--- Data supplied Enclosed Below ---

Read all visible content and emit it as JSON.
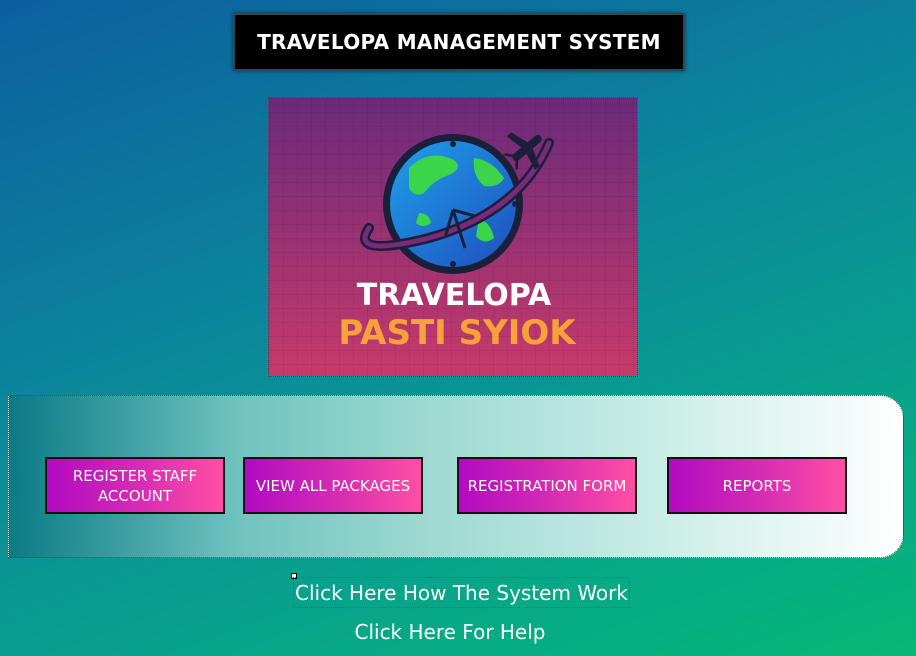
{
  "header": {
    "title": "TRAVELOPA MANAGEMENT SYSTEM"
  },
  "logo": {
    "line1": "TRAVELOPA",
    "line2": "PASTI SYIOK",
    "colors": {
      "bg_top": "#6a2a7a",
      "bg_bottom": "#c83a6a",
      "line1": "#ffffff",
      "line2": "#f7a13a"
    }
  },
  "nav": {
    "buttons": [
      {
        "label": "REGISTER STAFF ACCOUNT"
      },
      {
        "label": "VIEW ALL PACKAGES"
      },
      {
        "label": "REGISTRATION FORM"
      },
      {
        "label": "REPORTS"
      }
    ]
  },
  "links": {
    "system": "Click Here How The System Work",
    "help": "Click Here For Help"
  }
}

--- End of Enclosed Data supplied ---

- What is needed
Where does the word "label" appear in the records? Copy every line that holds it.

- Response
        "label": "REGISTER STAFF ACCOUNT"
        "label": "VIEW ALL PACKAGES"
        "label": "REGISTRATION FORM"
        "label": "REPORTS"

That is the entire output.